Brainstorming, innovation, problem solving, and negotiation have all become much more productive and valuable if people can easily collaborate in real time with minimal friction.
The print quality also does not disappoint, it’s clear, bold, doesn’t smudge and the text is perfectly sized.
The Huddle Board’s built in program; Sharp Touch Viewing software allows us to easily manipulate and edit our documents (jpegs and PDFs) all at the same time on the dashboard.
The biggest perks for me would be that it comes with easy to use and comprehensive programs that make the collaboration process a whole lot more intuitive and organic
- PC World 2017 Editors' Choice Awards Nomineees Announced
- LG V30+ review: The videographer's smartphone arrives
- Fitbit Ionic review: Impressive but not quite iconic
- What's the difference between an Intel Core i3, i5 and i7?
- Laser vs. inkjet printers: which is better?
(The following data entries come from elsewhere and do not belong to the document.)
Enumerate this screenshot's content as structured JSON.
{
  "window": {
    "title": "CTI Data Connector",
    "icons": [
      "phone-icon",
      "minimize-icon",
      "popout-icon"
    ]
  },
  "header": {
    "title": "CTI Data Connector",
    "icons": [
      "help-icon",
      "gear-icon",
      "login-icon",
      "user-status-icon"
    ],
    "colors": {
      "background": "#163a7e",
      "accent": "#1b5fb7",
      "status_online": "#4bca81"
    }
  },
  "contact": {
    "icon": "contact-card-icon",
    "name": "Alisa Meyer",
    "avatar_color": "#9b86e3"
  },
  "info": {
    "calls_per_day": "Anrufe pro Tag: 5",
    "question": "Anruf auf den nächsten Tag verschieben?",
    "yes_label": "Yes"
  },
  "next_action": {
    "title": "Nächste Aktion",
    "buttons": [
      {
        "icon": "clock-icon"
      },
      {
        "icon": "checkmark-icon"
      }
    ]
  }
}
Product Launch Showcase
- FTBusiness AnalystACT
- CCChange ManagerNSW
- TPProject CoordinatorACT
- FTNetwork Architect - up to $800 per dayOther
- CCChange Analyst-TransformationNSW
- FTSenior .NET Developer - Back EndOther
- TPBusiness Consultant - Dynamics CRMWA
- FTJunior Manual Tester - Accounting & FinanceOther
- CCBusiness Systems Analyst (Expression of Interest)QLD
- TPSharepoint DeveloperQLD
- FTPronto Systems / Reporting AnalystVIC
- FTDrupal DeveloperNSW
- FTIT Project Coordinator | Gold CoastQLD
- CCSolution DesignerNSW
- TPDigital SupportVIC
- FTSystems Admin ( Linux)Other
- FTSenior Test Analyst - SiebelACT
- FTInfrastructure Designer - Citrix/AWSOther
- CCSQL Server Database AdministratiorNSW
- TPBusiness Analyst - Public Sector Health ProgramQLD
- FTUI/UX DesignerOther
- FTBusiness Project ManagerOther
- FTData Centre / Hosting Lead - $800 per dayOther
- CCBusiness Analyst - Application DevelopmentWA
- TPProject OfficerACT